- [Dataset items]
>>>

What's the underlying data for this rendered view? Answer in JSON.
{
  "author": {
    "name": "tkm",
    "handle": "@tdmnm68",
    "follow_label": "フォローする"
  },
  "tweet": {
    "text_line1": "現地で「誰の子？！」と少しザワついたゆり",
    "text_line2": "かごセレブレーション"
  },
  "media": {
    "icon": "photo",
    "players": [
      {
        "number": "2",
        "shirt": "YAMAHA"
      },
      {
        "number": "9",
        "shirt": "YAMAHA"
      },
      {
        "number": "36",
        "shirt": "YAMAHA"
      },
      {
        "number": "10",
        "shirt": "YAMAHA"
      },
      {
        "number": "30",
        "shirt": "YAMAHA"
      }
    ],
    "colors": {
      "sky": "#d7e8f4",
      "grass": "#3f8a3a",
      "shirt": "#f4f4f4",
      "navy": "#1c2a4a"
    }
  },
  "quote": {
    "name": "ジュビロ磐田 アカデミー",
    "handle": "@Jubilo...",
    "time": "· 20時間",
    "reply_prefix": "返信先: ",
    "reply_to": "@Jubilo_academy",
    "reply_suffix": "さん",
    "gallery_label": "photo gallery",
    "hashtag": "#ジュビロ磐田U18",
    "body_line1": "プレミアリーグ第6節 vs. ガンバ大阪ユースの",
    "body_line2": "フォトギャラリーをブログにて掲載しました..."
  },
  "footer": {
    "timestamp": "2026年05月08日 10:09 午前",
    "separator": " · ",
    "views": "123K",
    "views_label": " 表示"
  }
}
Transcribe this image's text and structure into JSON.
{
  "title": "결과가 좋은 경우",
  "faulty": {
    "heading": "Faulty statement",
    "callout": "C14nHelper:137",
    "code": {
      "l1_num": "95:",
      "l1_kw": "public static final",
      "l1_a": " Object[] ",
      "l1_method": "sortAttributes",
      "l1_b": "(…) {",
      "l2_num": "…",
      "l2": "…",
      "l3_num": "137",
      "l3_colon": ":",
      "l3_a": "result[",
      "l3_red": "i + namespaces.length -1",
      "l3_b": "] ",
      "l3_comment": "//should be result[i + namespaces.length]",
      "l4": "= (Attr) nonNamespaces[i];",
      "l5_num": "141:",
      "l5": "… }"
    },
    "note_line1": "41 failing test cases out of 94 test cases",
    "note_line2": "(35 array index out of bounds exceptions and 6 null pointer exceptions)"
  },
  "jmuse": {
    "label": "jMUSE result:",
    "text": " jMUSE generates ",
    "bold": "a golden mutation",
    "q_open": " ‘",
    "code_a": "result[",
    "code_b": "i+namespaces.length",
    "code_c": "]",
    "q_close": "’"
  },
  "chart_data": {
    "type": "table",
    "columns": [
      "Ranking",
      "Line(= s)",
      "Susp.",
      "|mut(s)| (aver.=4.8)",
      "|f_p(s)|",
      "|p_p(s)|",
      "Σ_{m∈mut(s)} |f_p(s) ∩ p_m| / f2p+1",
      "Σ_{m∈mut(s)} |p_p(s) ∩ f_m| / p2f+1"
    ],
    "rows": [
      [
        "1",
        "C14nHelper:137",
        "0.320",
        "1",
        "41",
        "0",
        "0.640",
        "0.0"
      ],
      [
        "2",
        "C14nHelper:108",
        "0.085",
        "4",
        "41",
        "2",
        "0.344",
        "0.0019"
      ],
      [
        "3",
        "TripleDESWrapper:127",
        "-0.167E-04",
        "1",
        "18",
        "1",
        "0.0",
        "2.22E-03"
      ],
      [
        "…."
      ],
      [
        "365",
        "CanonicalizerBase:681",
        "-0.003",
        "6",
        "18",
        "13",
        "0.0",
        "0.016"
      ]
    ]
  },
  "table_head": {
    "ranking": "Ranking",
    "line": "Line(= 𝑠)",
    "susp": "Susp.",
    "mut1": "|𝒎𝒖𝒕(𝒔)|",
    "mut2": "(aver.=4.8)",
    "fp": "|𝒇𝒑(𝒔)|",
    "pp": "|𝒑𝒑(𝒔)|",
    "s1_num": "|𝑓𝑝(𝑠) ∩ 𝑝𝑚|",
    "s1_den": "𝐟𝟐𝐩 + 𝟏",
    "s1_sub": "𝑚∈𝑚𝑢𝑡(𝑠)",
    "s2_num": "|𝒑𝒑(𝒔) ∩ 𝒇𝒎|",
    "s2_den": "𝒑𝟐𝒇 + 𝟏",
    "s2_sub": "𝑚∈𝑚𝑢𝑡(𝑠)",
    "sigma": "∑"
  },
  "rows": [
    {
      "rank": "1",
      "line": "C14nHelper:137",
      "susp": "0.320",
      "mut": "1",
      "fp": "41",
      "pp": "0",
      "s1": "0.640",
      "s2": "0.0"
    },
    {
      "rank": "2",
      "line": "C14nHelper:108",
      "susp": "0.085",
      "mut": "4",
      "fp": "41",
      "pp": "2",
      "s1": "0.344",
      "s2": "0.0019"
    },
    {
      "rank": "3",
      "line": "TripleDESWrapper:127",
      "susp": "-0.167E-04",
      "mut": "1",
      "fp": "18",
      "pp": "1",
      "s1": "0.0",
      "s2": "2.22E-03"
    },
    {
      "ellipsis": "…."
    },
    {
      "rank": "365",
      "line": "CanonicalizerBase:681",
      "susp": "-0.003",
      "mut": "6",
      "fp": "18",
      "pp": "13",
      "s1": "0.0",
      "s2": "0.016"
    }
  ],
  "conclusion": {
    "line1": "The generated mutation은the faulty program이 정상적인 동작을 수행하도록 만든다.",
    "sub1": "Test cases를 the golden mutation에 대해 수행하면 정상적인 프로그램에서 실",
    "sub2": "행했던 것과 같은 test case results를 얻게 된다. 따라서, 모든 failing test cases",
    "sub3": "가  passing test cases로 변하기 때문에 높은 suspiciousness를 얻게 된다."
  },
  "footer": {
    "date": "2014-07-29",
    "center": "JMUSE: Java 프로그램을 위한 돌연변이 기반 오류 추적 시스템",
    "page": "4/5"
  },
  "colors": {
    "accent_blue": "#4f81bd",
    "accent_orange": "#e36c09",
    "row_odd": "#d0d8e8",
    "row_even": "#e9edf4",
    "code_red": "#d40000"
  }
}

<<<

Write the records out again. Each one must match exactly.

What's the underlying data for this rendered view? Answer in JSON.
{
  "author": {
    "name": "tkm",
    "handle": "@tdmnm68",
    "follow_label": "フォローする"
  },
  "tweet": {
    "text_line1": "現地で「誰の子？！」と少しザワついたゆり",
    "text_line2": "かごセレブレーション"
  },
  "media": {
    "icon": "photo",
    "players": [
      {
        "number": "2",
        "shirt": "YAMAHA"
      },
      {
        "number": "9",
        "shirt": "YAMAHA"
      },
      {
        "number": "36",
        "shirt": "YAMAHA"
      },
      {
        "number": "10",
        "shirt": "YAMAHA"
      },
      {
        "number": "30",
        "shirt": "YAMAHA"
      }
    ],
    "colors": {
      "sky": "#d7e8f4",
      "grass": "#3f8a3a",
      "shirt": "#f4f4f4",
      "navy": "#1c2a4a"
    }
  },
  "quote": {
    "name": "ジュビロ磐田 アカデミー",
    "handle": "@Jubilo...",
    "time": "· 20時間",
    "reply_prefix": "返信先: ",
    "reply_to": "@Jubilo_academy",
    "reply_suffix": "さん",
    "gallery_label": "photo gallery",
    "hashtag": "#ジュビロ磐田U18",
    "body_line1": "プレミアリーグ第6節 vs. ガンバ大阪ユースの",
    "body_line2": "フォトギャラリーをブログにて掲載しました..."
  },
  "footer": {
    "timestamp": "2026年05月08日 10:09 午前",
    "separator": " · ",
    "views": "123K",
    "views_label": " 表示"
  }
}
Transcribe this image's text and structure into JSON.
{
  "title": "결과가 좋은 경우",
  "faulty": {
    "heading": "Faulty statement",
    "callout": "C14nHelper:137",
    "code": {
      "l1_num": "95:",
      "l1_kw": "public static final",
      "l1_a": " Object[] ",
      "l1_method": "sortAttributes",
      "l1_b": "(…) {",
      "l2_num": "…",
      "l2": "…",
      "l3_num": "137",
      "l3_colon": ":",
      "l3_a": "result[",
      "l3_red": "i + namespaces.length -1",
      "l3_b": "] ",
      "l3_comment": "//should be result[i + namespaces.length]",
      "l4": "= (Attr) nonNamespaces[i];",
      "l5_num": "141:",
      "l5": "… }"
    },
    "note_line1": "41 failing test cases out of 94 test cases",
    "note_line2": "(35 array index out of bounds exceptions and 6 null pointer exceptions)"
  },
  "jmuse": {
    "label": "jMUSE result:",
    "text": " jMUSE generates ",
    "bold": "a golden mutation",
    "q_open": " ‘",
    "code_a": "result[",
    "code_b": "i+namespaces.length",
    "code_c": "]",
    "q_close": "’"
  },
  "chart_data": {
    "type": "table",
    "columns": [
      "Ranking",
      "Line(= s)",
      "Susp.",
      "|mut(s)| (aver.=4.8)",
      "|f_p(s)|",
      "|p_p(s)|",
      "Σ_{m∈mut(s)} |f_p(s) ∩ p_m| / f2p+1",
      "Σ_{m∈mut(s)} |p_p(s) ∩ f_m| / p2f+1"
    ],
    "rows": [
      [
        "1",
        "C14nHelper:137",
        "0.320",
        "1",
        "41",
        "0",
        "0.640",
        "0.0"
      ],
      [
        "2",
        "C14nHelper:108",
        "0.085",
        "4",
        "41",
        "2",
        "0.344",
        "0.0019"
      ],
      [
        "3",
        "TripleDESWrapper:127",
        "-0.167E-04",
        "1",
        "18",
        "1",
        "0.0",
        "2.22E-03"
      ],
      [
        "…."
      ],
      [
        "365",
        "CanonicalizerBase:681",
        "-0.003",
        "6",
        "18",
        "13",
        "0.0",
        "0.016"
      ]
    ]
  },
  "table_head": {
    "ranking": "Ranking",
    "line": "Line(= 𝑠)",
    "susp": "Susp.",
    "mut1": "|𝒎𝒖𝒕(𝒔)|",
    "mut2": "(aver.=4.8)",
    "fp": "|𝒇𝒑(𝒔)|",
    "pp": "|𝒑𝒑(𝒔)|",
    "s1_num": "|𝑓𝑝(𝑠) ∩ 𝑝𝑚|",
    "s1_den": "𝐟𝟐𝐩 + 𝟏",
    "s1_sub": "𝑚∈𝑚𝑢𝑡(𝑠)",
    "s2_num": "|𝒑𝒑(𝒔) ∩ 𝒇𝒎|",
    "s2_den": "𝒑𝟐𝒇 + 𝟏",
    "s2_sub": "𝑚∈𝑚𝑢𝑡(𝑠)",
    "sigma": "∑"
  },
  "rows": [
    {
      "rank": "1",
      "line": "C14nHelper:137",
      "susp": "0.320",
      "mut": "1",
      "fp": "41",
      "pp": "0",
      "s1": "0.640",
      "s2": "0.0"
    },
    {
      "rank": "2",
      "line": "C14nHelper:108",
      "susp": "0.085",
      "mut": "4",
      "fp": "41",
      "pp": "2",
      "s1": "0.344",
      "s2": "0.0019"
    },
    {
      "rank": "3",
      "line": "TripleDESWrapper:127",
      "susp": "-0.167E-04",
      "mut": "1",
      "fp": "18",
      "pp": "1",
      "s1": "0.0",
      "s2": "2.22E-03"
    },
    {
      "ellipsis": "…."
    },
    {
      "rank": "365",
      "line": "CanonicalizerBase:681",
      "susp": "-0.003",
      "mut": "6",
      "fp": "18",
      "pp": "13",
      "s1": "0.0",
      "s2": "0.016"
    }
  ],
  "conclusion": {
    "line1": "The generated mutation은the faulty program이 정상적인 동작을 수행하도록 만든다.",
    "sub1": "Test cases를 the golden mutation에 대해 수행하면 정상적인 프로그램에서 실",
    "sub2": "행했던 것과 같은 test case results를 얻게 된다. 따라서, 모든 failing test cases",
    "sub3": "가  passing test cases로 변하기 때문에 높은 suspiciousness를 얻게 된다."
  },
  "footer": {
    "date": "2014-07-29",
    "center": "JMUSE: Java 프로그램을 위한 돌연변이 기반 오류 추적 시스템",
    "page": "4/5"
  },
  "colors": {
    "accent_blue": "#4f81bd",
    "accent_orange": "#e36c09",
    "row_odd": "#d0d8e8",
    "row_even": "#e9edf4",
    "code_red": "#d40000"
  }
}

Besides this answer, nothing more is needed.